#### TASK REQUIREMENTS
Search the data below, and report every line in which "name" occurs.

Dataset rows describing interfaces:
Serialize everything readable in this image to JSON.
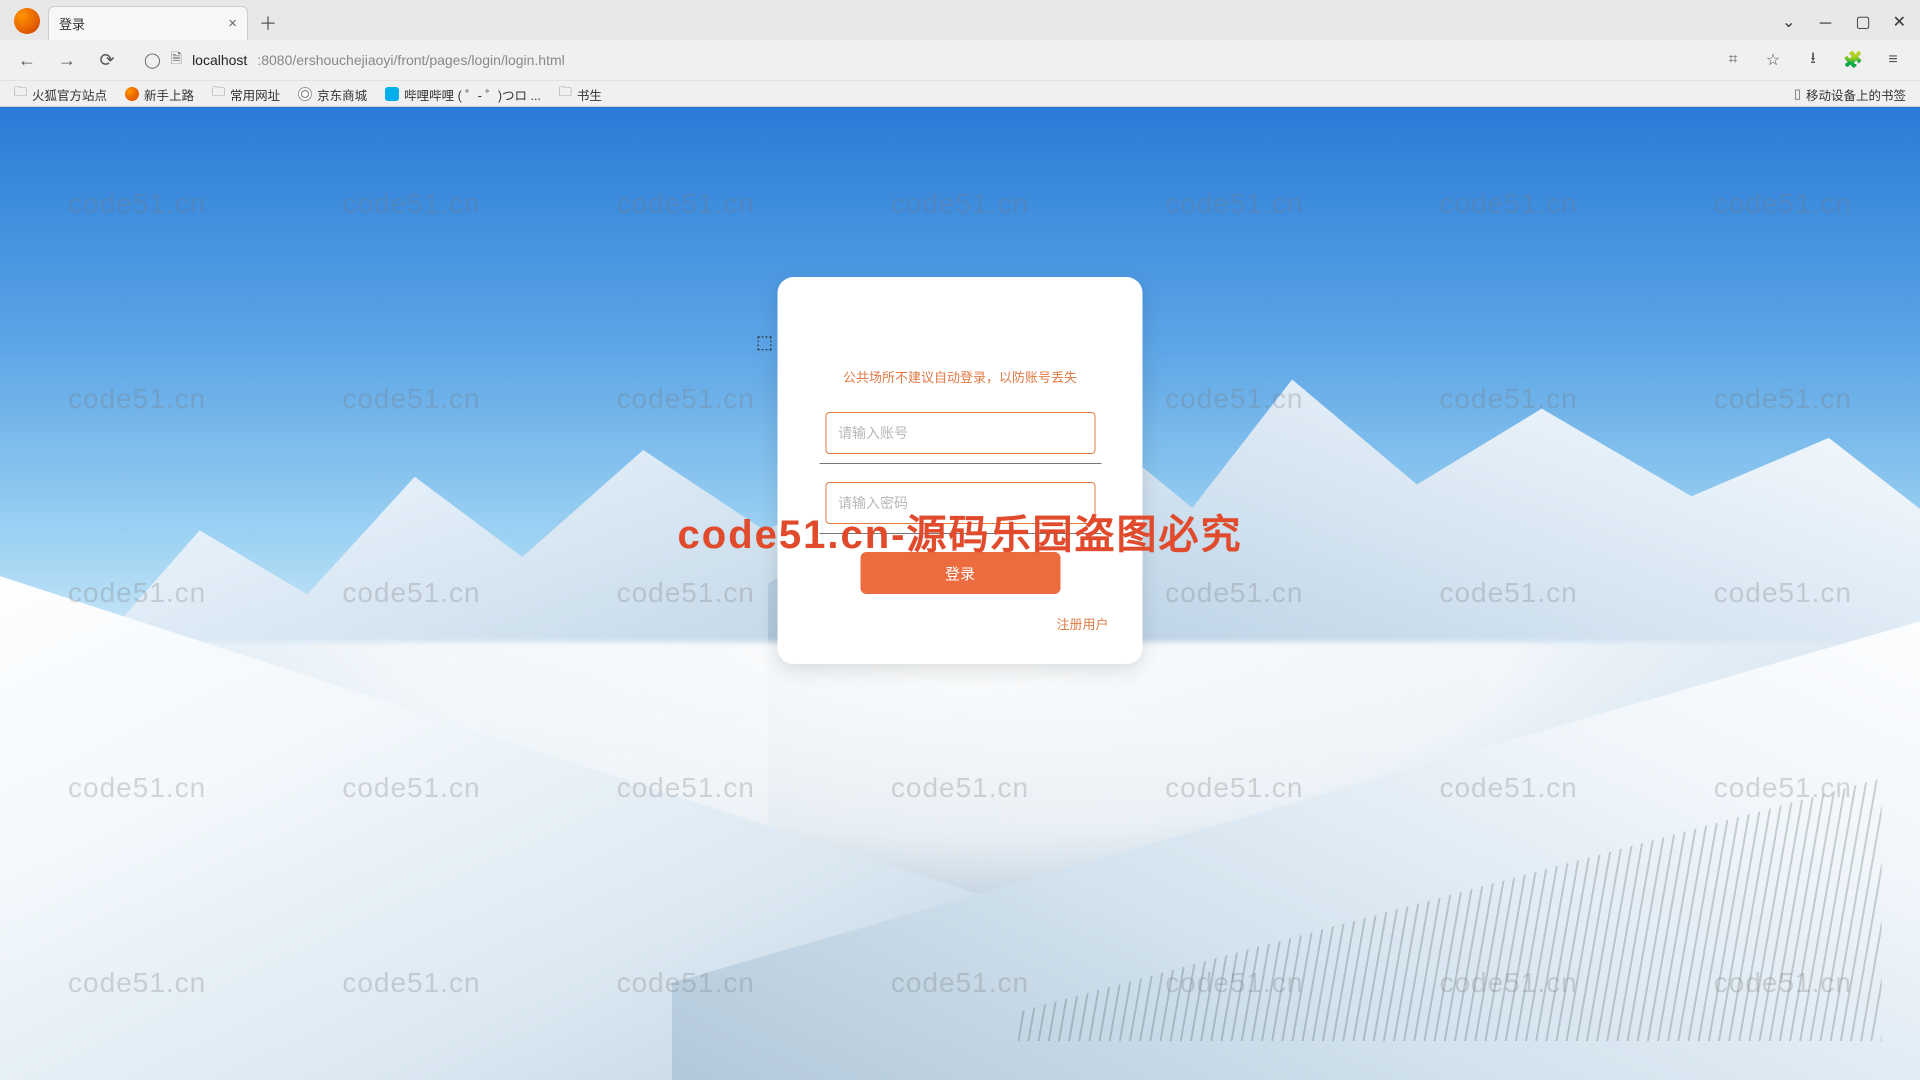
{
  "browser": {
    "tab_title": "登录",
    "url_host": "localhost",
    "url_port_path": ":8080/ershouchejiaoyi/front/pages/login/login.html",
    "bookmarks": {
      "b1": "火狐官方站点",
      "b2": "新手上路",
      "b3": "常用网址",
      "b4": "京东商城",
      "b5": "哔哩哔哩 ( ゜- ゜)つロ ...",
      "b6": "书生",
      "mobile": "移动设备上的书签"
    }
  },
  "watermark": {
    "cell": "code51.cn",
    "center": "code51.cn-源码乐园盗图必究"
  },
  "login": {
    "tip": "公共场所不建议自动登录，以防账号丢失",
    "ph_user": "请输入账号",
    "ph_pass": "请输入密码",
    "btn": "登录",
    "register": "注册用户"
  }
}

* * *

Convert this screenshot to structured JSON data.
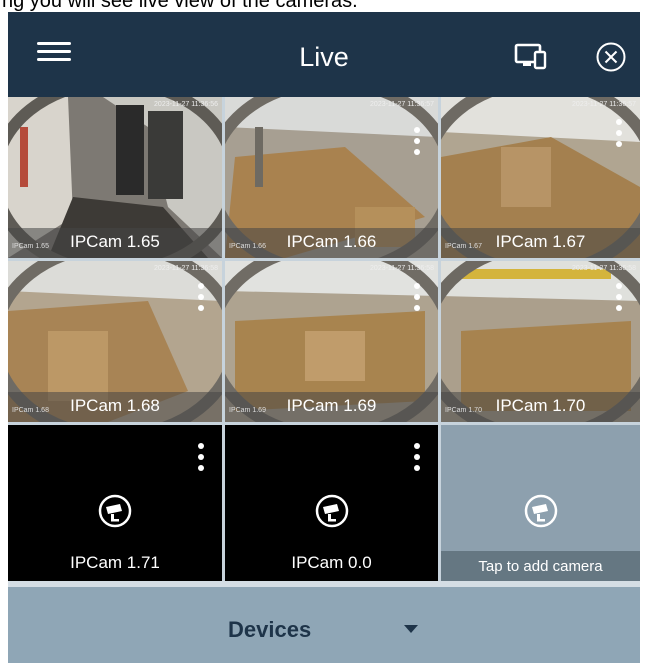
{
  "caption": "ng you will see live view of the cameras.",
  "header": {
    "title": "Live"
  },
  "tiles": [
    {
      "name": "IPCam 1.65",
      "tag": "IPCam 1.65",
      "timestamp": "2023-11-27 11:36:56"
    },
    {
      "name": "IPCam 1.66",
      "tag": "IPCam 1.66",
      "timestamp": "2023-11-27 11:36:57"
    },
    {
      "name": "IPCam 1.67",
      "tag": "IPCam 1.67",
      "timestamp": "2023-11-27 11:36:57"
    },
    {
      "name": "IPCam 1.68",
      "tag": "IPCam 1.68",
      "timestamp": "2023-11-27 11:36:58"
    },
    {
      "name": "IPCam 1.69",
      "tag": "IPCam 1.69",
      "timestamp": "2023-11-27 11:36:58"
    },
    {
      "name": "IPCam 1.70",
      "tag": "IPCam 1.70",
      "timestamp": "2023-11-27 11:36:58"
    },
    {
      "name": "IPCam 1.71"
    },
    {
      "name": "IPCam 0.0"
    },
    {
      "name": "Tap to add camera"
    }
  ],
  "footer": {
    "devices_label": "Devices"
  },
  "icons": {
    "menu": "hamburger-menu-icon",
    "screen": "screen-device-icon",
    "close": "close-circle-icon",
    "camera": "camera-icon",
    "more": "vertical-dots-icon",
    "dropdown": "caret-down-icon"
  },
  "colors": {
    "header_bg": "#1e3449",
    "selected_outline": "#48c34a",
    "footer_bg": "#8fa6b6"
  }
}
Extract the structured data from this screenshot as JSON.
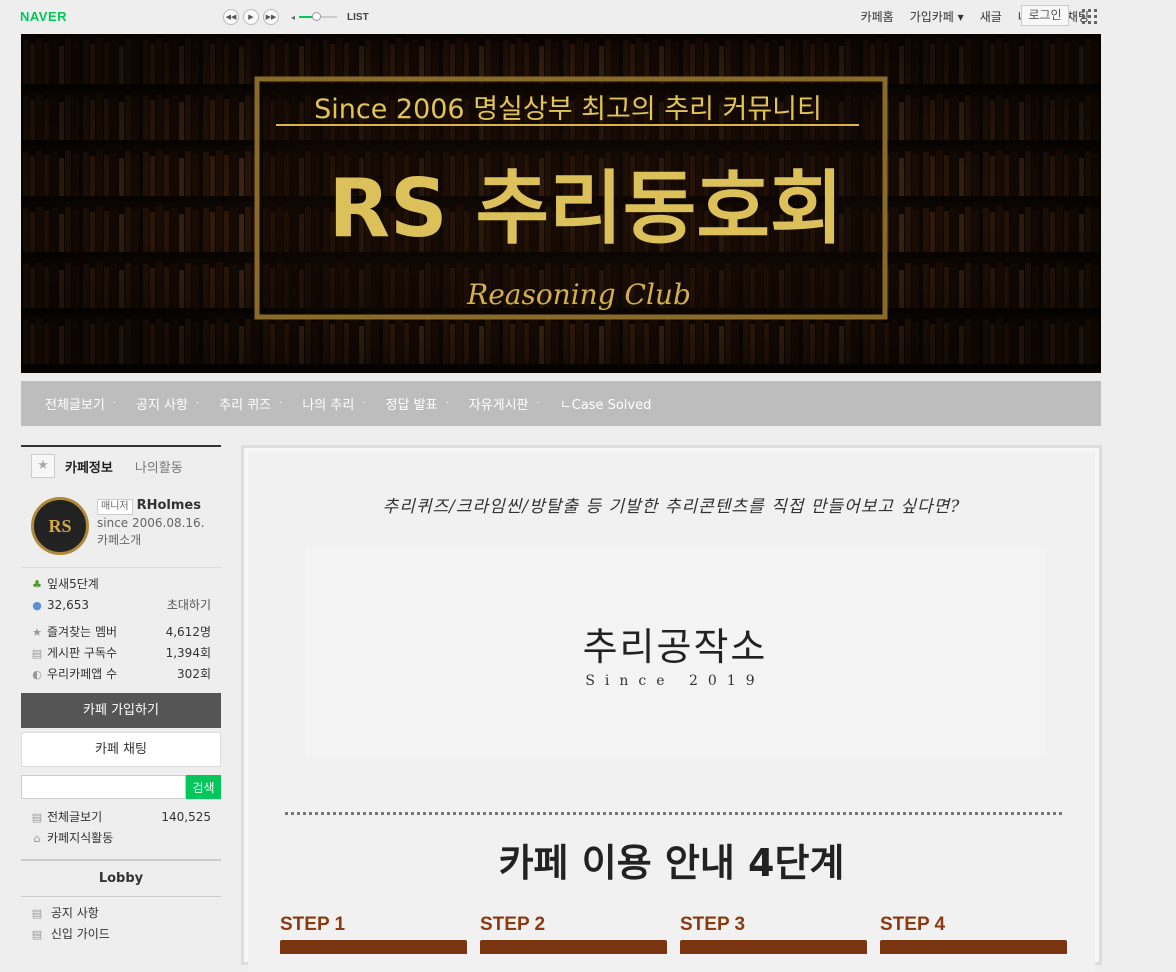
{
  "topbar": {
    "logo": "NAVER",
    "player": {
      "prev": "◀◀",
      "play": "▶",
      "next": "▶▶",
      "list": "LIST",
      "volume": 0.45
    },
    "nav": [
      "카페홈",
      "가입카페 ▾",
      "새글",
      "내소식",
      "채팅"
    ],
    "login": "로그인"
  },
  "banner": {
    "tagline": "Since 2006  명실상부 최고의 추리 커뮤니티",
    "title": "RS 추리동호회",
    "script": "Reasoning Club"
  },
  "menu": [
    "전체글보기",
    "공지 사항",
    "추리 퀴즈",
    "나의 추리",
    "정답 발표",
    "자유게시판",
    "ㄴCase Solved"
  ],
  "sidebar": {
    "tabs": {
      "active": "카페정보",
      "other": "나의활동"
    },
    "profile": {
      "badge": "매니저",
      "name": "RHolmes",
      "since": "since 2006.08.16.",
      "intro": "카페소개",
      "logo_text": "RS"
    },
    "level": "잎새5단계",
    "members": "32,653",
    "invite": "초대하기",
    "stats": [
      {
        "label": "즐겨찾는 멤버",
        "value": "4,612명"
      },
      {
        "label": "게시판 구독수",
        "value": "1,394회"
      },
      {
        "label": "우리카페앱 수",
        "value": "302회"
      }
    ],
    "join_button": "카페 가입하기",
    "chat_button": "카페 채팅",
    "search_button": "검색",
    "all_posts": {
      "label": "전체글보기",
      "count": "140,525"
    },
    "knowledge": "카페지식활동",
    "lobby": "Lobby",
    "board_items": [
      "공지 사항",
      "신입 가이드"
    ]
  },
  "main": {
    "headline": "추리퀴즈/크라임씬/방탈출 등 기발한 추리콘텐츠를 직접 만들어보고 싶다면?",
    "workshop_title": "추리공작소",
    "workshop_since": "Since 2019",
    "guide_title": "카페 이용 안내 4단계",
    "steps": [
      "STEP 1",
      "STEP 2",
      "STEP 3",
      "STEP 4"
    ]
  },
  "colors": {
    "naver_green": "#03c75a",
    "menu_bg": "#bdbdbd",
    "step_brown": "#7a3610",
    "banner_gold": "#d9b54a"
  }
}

#### YOUR RESPONSE
      "name": "IPCam 1.65",
      "name": "IPCam 1.66",
      "name": "IPCam 1.67",
      "name": "IPCam 1.68",
      "name": "IPCam 1.69",
      "name": "IPCam 1.70",
      "name": "IPCam 1.71"
      "name": "IPCam 0.0"
      "name": "Tap to add camera"
      "name": "RHolmes",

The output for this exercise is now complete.